Q: Growing out of the Vancouver Food Bank, Goodly Foods provides training and employment to individuals with barriers to traditional employment. Why is this an important mandate for the company?
Alexa: The Greater Vancouver Food Bank recognizes that emergency food as a stand-alone is not a long-term solution to food insecurity. The broader mission of the food bank is to “create empowering environments that provide and promote access to healthy food, education and training.” From the inception of Goodly Foods, we have been focused on providing training and living wage employment in food processing as a dignified means of helping people regain their confidence, skills and economic independence. During our initial pilot phase, we partnered with Potluck Café and are now thrilled to be working with H.A.V.E. Culinary Training Society.

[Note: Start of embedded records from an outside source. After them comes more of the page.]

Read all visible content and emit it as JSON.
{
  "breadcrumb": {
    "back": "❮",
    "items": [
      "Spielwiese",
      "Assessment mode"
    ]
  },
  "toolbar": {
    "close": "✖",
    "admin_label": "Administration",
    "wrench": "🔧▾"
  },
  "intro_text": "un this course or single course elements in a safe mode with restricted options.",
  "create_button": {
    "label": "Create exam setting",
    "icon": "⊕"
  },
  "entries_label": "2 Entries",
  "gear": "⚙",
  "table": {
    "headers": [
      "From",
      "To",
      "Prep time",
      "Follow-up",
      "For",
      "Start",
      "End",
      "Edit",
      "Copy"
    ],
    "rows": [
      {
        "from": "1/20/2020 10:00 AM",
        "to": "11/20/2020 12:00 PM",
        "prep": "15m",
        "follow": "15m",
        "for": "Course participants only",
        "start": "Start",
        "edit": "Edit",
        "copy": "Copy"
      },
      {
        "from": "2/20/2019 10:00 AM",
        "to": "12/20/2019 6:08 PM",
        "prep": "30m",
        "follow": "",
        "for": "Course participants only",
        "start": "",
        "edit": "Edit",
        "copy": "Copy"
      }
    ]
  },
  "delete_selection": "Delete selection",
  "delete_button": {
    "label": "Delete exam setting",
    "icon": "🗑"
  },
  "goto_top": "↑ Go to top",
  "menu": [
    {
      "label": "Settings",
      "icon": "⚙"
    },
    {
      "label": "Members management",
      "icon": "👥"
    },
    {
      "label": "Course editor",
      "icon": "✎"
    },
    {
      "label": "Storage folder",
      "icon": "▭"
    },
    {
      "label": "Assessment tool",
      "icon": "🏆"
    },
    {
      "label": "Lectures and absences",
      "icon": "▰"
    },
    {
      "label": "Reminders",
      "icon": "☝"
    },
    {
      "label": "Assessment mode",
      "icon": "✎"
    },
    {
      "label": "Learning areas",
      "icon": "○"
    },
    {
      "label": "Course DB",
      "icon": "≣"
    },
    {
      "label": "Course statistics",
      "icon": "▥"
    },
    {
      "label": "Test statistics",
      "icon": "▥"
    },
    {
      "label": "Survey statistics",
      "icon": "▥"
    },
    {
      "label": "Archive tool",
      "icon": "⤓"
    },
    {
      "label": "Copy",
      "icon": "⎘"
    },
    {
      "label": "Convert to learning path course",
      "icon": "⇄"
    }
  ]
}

Q: In addition to your work at Goodly Foods, you’re also a part of the Regenerative Business Community out of Seattle. What is a regenerative approach to business and how has it impacted Goodly Food’s operations?
Alexa: A regenerative approach to business is about working from a paradigm that aims to evolve the capabilities of all stakeholders in ways that enable them to contribute to the living systems in which they are nested. At Goodly Foods we know the value in creating a business model focused on developing the capacity of all people and systems with whom we work. We hold an image of the food system of Metro Vancouver working to its full potential.
The way in which we develop, process and make food products available is designed by asking how we can be working in ways that continually contribute to developing the capabilities of our customers, suppliers, partners and employees. For more information about regenerative business check out author Carol Sanford’s books “The Regenerative Business” and the “Responsible Entrepreneur.”
Q: Great explanation — we’ll definitely check out those resources and encourage our readers to do so as well. What would you say is the biggest challenge you’re currently facing as a social impact business in Vancouver?
Alexa: As we start producing larger volumes of soup in 2019, we are looking for buyers. We think Goodly’s nourishing soups are the perfect fit to feed people through school, hospital and senior living food services. Finding and navigating the requirements of the larger, food services buying partners can be a challenge. I don’t think this is specifically a social impact business challenge, rather a challenge faced by many small-scale food processors looking to get their products to market and grow.
Q: So, what’s next for Goodly Foods?
Alexa: More products! We are working with the incredibly creative Vancouver celebrity Chef Karen Barnaby to develop our next soups. Chef Barnaby brings this brilliant ethos of using as much of a given vegetable as possible. For example, our Hearty Tomato Vegetable soup uses the whole tomato by puréeing the skins and seeds to give the soup a creamy texture. Of course, this also means working closely with our supplier partners on sourcing available surplus produce.
Q: And we hear that a big launch at Commissary Connect is upcoming? How exciting!
Alexa: Yes! We are thrilled to have recently moved into BC’s first Regional Food Hub at Commissary Connect’s Laurel street location. The event will be to celebrate and thank our funders, notably Walmart Foundation, who provided a $1.1 million investment grant to all of us to scale, as well as the many other supporters who have helped us launch Goodly Foods.
Wrap Up: Thanks for taking the time to share your insights on surplus food today, Alexa. We can’t wait to follow your success in the coming year — and hopefully taste your Heart Tomato Vegetable soup!